◆ The task ◆
Below are the records; they must be reproduced verbatim.

(Items from a data source)
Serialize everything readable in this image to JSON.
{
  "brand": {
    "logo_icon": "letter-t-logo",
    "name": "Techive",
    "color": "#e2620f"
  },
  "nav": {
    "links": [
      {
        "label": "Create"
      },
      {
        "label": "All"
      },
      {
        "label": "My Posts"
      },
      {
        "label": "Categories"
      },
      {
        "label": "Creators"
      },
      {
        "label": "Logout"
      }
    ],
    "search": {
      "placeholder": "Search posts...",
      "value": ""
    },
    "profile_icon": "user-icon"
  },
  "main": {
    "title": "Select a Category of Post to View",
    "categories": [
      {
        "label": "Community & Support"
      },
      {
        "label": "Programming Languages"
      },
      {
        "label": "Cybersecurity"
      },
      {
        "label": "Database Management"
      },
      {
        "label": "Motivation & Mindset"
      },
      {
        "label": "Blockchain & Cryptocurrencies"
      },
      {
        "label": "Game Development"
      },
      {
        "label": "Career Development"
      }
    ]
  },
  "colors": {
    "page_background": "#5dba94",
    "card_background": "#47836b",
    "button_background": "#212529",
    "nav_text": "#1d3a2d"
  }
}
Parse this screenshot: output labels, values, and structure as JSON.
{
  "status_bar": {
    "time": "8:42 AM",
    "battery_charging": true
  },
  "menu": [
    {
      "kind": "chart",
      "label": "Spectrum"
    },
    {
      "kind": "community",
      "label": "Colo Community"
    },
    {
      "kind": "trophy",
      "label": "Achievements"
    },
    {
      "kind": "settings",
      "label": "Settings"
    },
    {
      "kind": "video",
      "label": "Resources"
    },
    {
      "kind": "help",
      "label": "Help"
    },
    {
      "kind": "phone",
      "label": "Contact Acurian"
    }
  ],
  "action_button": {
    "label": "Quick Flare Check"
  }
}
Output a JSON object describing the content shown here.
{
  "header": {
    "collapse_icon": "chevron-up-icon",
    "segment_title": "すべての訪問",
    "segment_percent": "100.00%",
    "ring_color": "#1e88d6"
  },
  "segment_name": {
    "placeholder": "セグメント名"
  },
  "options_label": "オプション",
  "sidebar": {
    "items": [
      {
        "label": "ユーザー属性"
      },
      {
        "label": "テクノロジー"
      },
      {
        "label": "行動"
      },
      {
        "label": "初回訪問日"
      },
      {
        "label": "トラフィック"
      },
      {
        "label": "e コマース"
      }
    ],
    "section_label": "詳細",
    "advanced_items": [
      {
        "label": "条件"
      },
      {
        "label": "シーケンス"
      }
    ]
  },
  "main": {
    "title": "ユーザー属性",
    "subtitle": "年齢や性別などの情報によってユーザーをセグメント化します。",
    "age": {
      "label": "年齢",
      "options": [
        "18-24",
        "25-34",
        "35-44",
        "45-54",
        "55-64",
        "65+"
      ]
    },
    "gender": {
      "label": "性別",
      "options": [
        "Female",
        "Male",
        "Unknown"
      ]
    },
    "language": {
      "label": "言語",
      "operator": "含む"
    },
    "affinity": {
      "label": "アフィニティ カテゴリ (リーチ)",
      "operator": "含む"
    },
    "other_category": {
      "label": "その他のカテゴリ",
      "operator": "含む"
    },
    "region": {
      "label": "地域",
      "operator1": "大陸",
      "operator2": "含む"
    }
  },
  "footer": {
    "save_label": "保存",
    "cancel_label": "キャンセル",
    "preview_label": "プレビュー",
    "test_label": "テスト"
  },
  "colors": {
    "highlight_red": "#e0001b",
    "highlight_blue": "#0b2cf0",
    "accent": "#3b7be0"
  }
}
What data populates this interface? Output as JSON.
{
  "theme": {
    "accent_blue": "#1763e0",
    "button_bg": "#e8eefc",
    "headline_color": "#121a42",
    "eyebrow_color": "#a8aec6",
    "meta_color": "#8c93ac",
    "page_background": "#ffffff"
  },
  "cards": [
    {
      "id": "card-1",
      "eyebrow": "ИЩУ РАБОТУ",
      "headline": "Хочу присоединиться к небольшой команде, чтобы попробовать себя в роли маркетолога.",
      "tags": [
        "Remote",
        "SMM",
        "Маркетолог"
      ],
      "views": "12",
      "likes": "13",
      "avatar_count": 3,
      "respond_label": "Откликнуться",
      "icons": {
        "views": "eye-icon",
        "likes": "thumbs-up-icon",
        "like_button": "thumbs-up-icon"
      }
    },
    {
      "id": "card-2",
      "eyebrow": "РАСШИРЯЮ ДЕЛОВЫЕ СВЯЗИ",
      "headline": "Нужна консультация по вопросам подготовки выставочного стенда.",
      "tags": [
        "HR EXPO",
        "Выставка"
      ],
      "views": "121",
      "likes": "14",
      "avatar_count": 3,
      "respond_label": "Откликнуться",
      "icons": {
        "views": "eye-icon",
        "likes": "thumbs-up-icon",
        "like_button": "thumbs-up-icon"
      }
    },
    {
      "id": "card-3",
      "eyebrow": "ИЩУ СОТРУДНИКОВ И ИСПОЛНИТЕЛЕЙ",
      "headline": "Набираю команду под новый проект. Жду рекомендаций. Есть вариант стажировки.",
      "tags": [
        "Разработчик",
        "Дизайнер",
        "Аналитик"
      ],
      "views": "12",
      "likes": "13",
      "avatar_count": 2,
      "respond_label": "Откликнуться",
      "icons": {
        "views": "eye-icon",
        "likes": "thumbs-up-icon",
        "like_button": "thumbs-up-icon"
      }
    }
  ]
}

◆ Reply ◆
Serialize everything readable in this image to JSON.
{
  "brand": {
    "logo_icon": "letter-t-logo",
    "name": "Techive",
    "color": "#e2620f"
  },
  "nav": {
    "links": [
      {
        "label": "Create"
      },
      {
        "label": "All"
      },
      {
        "label": "My Posts"
      },
      {
        "label": "Categories"
      },
      {
        "label": "Creators"
      },
      {
        "label": "Logout"
      }
    ],
    "search": {
      "placeholder": "Search posts...",
      "value": ""
    },
    "profile_icon": "user-icon"
  },
  "main": {
    "title": "Select a Category of Post to View",
    "categories": [
      {
        "label": "Community & Support"
      },
      {
        "label": "Programming Languages"
      },
      {
        "label": "Cybersecurity"
      },
      {
        "label": "Database Management"
      },
      {
        "label": "Motivation & Mindset"
      },
      {
        "label": "Blockchain & Cryptocurrencies"
      },
      {
        "label": "Game Development"
      },
      {
        "label": "Career Development"
      }
    ]
  },
  "colors": {
    "page_background": "#5dba94",
    "card_background": "#47836b",
    "button_background": "#212529",
    "nav_text": "#1d3a2d"
  }
}
Parse this screenshot: output labels, values, and structure as JSON.
{
  "status_bar": {
    "time": "8:42 AM",
    "battery_charging": true
  },
  "menu": [
    {
      "kind": "chart",
      "label": "Spectrum"
    },
    {
      "kind": "community",
      "label": "Colo Community"
    },
    {
      "kind": "trophy",
      "label": "Achievements"
    },
    {
      "kind": "settings",
      "label": "Settings"
    },
    {
      "kind": "video",
      "label": "Resources"
    },
    {
      "kind": "help",
      "label": "Help"
    },
    {
      "kind": "phone",
      "label": "Contact Acurian"
    }
  ],
  "action_button": {
    "label": "Quick Flare Check"
  }
}
Output a JSON object describing the content shown here.
{
  "header": {
    "collapse_icon": "chevron-up-icon",
    "segment_title": "すべての訪問",
    "segment_percent": "100.00%",
    "ring_color": "#1e88d6"
  },
  "segment_name": {
    "placeholder": "セグメント名"
  },
  "options_label": "オプション",
  "sidebar": {
    "items": [
      {
        "label": "ユーザー属性"
      },
      {
        "label": "テクノロジー"
      },
      {
        "label": "行動"
      },
      {
        "label": "初回訪問日"
      },
      {
        "label": "トラフィック"
      },
      {
        "label": "e コマース"
      }
    ],
    "section_label": "詳細",
    "advanced_items": [
      {
        "label": "条件"
      },
      {
        "label": "シーケンス"
      }
    ]
  },
  "main": {
    "title": "ユーザー属性",
    "subtitle": "年齢や性別などの情報によってユーザーをセグメント化します。",
    "age": {
      "label": "年齢",
      "options": [
        "18-24",
        "25-34",
        "35-44",
        "45-54",
        "55-64",
        "65+"
      ]
    },
    "gender": {
      "label": "性別",
      "options": [
        "Female",
        "Male",
        "Unknown"
      ]
    },
    "language": {
      "label": "言語",
      "operator": "含む"
    },
    "affinity": {
      "label": "アフィニティ カテゴリ (リーチ)",
      "operator": "含む"
    },
    "other_category": {
      "label": "その他のカテゴリ",
      "operator": "含む"
    },
    "region": {
      "label": "地域",
      "operator1": "大陸",
      "operator2": "含む"
    }
  },
  "footer": {
    "save_label": "保存",
    "cancel_label": "キャンセル",
    "preview_label": "プレビュー",
    "test_label": "テスト"
  },
  "colors": {
    "highlight_red": "#e0001b",
    "highlight_blue": "#0b2cf0",
    "accent": "#3b7be0"
  }
}
What data populates this interface? Output as JSON.
{
  "theme": {
    "accent_blue": "#1763e0",
    "button_bg": "#e8eefc",
    "headline_color": "#121a42",
    "eyebrow_color": "#a8aec6",
    "meta_color": "#8c93ac",
    "page_background": "#ffffff"
  },
  "cards": [
    {
      "id": "card-1",
      "eyebrow": "ИЩУ РАБОТУ",
      "headline": "Хочу присоединиться к небольшой команде, чтобы попробовать себя в роли маркетолога.",
      "tags": [
        "Remote",
        "SMM",
        "Маркетолог"
      ],
      "views": "12",
      "likes": "13",
      "avatar_count": 3,
      "respond_label": "Откликнуться",
      "icons": {
        "views": "eye-icon",
        "likes": "thumbs-up-icon",
        "like_button": "thumbs-up-icon"
      }
    },
    {
      "id": "card-2",
      "eyebrow": "РАСШИРЯЮ ДЕЛОВЫЕ СВЯЗИ",
      "headline": "Нужна консультация по вопросам подготовки выставочного стенда.",
      "tags": [
        "HR EXPO",
        "Выставка"
      ],
      "views": "121",
      "likes": "14",
      "avatar_count": 3,
      "respond_label": "Откликнуться",
      "icons": {
        "views": "eye-icon",
        "likes": "thumbs-up-icon",
        "like_button": "thumbs-up-icon"
      }
    },
    {
      "id": "card-3",
      "eyebrow": "ИЩУ СОТРУДНИКОВ И ИСПОЛНИТЕЛЕЙ",
      "headline": "Набираю команду под новый проект. Жду рекомендаций. Есть вариант стажировки.",
      "tags": [
        "Разработчик",
        "Дизайнер",
        "Аналитик"
      ],
      "views": "12",
      "likes": "13",
      "avatar_count": 2,
      "respond_label": "Откликнуться",
      "icons": {
        "views": "eye-icon",
        "likes": "thumbs-up-icon",
        "like_button": "thumbs-up-icon"
      }
    }
  ]
}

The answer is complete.